Punch Drunk Wonderland

Is Allen Robinson the Next Great NFL Wide Receiver?

In 2014 I was excited about the offensive prospects available to the Jacksonville Jaguars. Sure, Blake Bortles and the other young talent had big question marks. But, there was considerable potential. Now making our way through the 2015 offseason, I find myself looking at some of my fantasy rosters and I’m realizing Allen Robinson could be rising to the top of potential keepers in my keeper leagues. I think Robinson could have a breakout year two….if the Jags offense can come together. Our friends at numberFire.com have taken a look at the very question of Robinson’s year two potential.

2014 in particular saw the team stockpile talent on the offensive side of the ball, investing premium draft picks in quarterback Blake Bortles, guard Brandon Linder and receivers Marqise Lee and Allen Robinson. Add to that the emergence of UDFA Allen Hurns, and perhaps there is a basis for the optimism in Jacksonville.

Robinson in particular had a standout rookie season before landing on injured reserve after just 10 games. He totaled 48 catches for 548 yards and finished first on the team in targets and receptions per game. From Weeks 3 to 10, he emerged as Bortles’ favorite target, showcasing the ability to move the chains and create a safe target for his young quarterback.

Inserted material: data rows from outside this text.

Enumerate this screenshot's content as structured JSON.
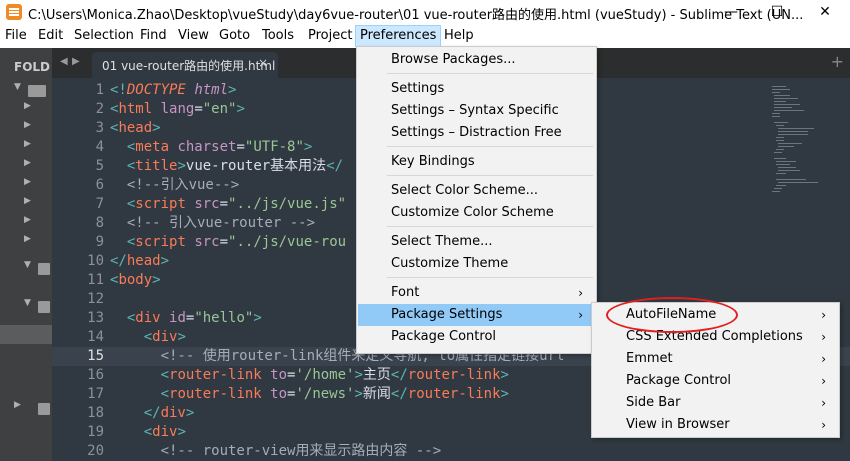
{
  "window": {
    "title": "C:\\Users\\Monica.Zhao\\Desktop\\vueStudy\\day6vue-router\\01 vue-router路由的使用.html (vueStudy) - Sublime Text (UN...",
    "minimize": "—",
    "maximize": "☐",
    "close": "✕"
  },
  "menubar": {
    "items": [
      "File",
      "Edit",
      "Selection",
      "Find",
      "View",
      "Goto",
      "Tools",
      "Project",
      "Preferences",
      "Help"
    ],
    "active": "Preferences"
  },
  "sidebar": {
    "header": "FOLD"
  },
  "tabbar": {
    "prev": "◀",
    "next": "▶",
    "tab_label": "01 vue-router路由的使用.html",
    "tab_close": "×",
    "new_tab": "+"
  },
  "editor": {
    "line_numbers": [
      "1",
      "2",
      "3",
      "4",
      "5",
      "6",
      "7",
      "8",
      "9",
      "10",
      "11",
      "12",
      "13",
      "14",
      "15",
      "16",
      "17",
      "18",
      "19",
      "20"
    ],
    "current_line": "15"
  },
  "preferences_menu": {
    "items": [
      "Browse Packages...",
      "Settings",
      "Settings – Syntax Specific",
      "Settings – Distraction Free",
      "Key Bindings",
      "Select Color Scheme...",
      "Customize Color Scheme",
      "Select Theme...",
      "Customize Theme",
      "Font",
      "Package Settings",
      "Package Control"
    ],
    "highlighted": "Package Settings",
    "submenu_arrow": "›"
  },
  "package_settings_submenu": {
    "items": [
      "AutoFileName",
      "CSS Extended Completions",
      "Emmet",
      "Package Control",
      "Side Bar",
      "View in Browser"
    ],
    "annotated": "AutoFileName"
  },
  "colors": {
    "editor_bg": "#303841",
    "highlight": "#91c9f7",
    "annotation": "#e02020"
  }
}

The bad news is, when we take a look at Robinson’s season utilizing numberFire’s signature Net Expected Points metric (NEP), we end up talking about a receiver who possessed a player efficiency in line with Riley Cooper and Andre Roberts. NEP measures the value of each play on the field based on how an average player would be expected to score in each scenario using historical data — it helps show how a player performs versus how he’s expected to perform. For more info on NEP, check out our glossary.

The Numerical Narrative

Robinson’s 0.51 NEP per reception, while by no means indicative of a player with no talent, was representative of the fact that he did very little with the large volume of targets he received. Robinson averaged nine targets per game after Week 2, and still only had two top-24 PPR performances for a wide receiver in the eight games he played.

In essence, the volume was there, but the production was not.

Over the course of the season, Robinson saw 81 targets and produced a Reception NEP of 41.17, a similar pace to players like Jeremy Kerley, John Brown, Jerricho Cotchery and Kenny Britt. Historical comparisons don’t yield better results, where Robinson compared to low percentage possession guys like Greg Camarillo (2008), Todd Pinkston (2001), Bill Schroeder (2003) and Josh Morgan (2009).

And while the expectation of bigger receivers is that they would produce in the red zone (Robinson is 6’3” with a 39-inch vertical), Robinson saw only five targets inside the 20-yard line in 2014. Both of his touchdowns came due to his ability after the catch, but his 11.4 yards per catch average is subpar, and doesn’t seem to indicate the big play potential you’d like to see from a player who isn’t doing damage in the red zone.

The silver lining would seem to be the high number of targets that went his way which could pave the way for an increase in production. But with the addition of Julius Thomas and the continued maturation of Lee and Hurns, an increase in his already high volume appears doubtful. Especially in the red zone where Thomas thrived and emerged as one of the most efficient tight ends in the NFL. And in the absence of big plays or red zone potential, it’s hard to see how Robinson becomes anything more than a volume dependent possession receiver. This could produce value in fantasy football PPR formats, but in standard formats where touchdowns and yardage totals are essential, Robinson’s 2014 season did little to provide hope that a substantive breakout is coming.

Now, it’s fair to blame Blake Bortles for much of the mediocrity. He was simply terrible as a rookie, posting a -97.97 Passing NEP, which puts him in the ballpark of NFL greats like Chris Weinke, Akili Smith and Jamarcus Russell. Sure, there were flashes of brilliance for the young Jaguar, and improvement is likely. But if you’re betting on Allen Robinson taking a major leap, you are betting on him displaying traits that he simply didn’t show last season. Namely, downfield explosiveness and red zone proficiency. Just adding a few more nine yard receptions on hitch routes won’t significantly enhance his value.

Beyond the Metrics

While the numbers seemingly put a damper on the Jacksonville positivity, metrics don’t always tell the full story.

One of the most encouraging observations is that Robinson is still only 21 years old, far from hitting his prime as a receiver or as an athlete. Contrast that with rookie sensation Kelvin Benjamin who, at 24 years old, is much closer to being a maxed out prospect.

Continue reading at numberFire.com… (@numberfire)


K. Smelser About K. Smelser
Kelly Smelser is Owner/Senior Writer for Punch Drunk Wonderland and PDFantasy Sports. Architect of the PDW fantasy football world and general spinster of NFL and Fantasy Football news and analysis. Long walks on the beach, sunsets, and other such niceties are also fine...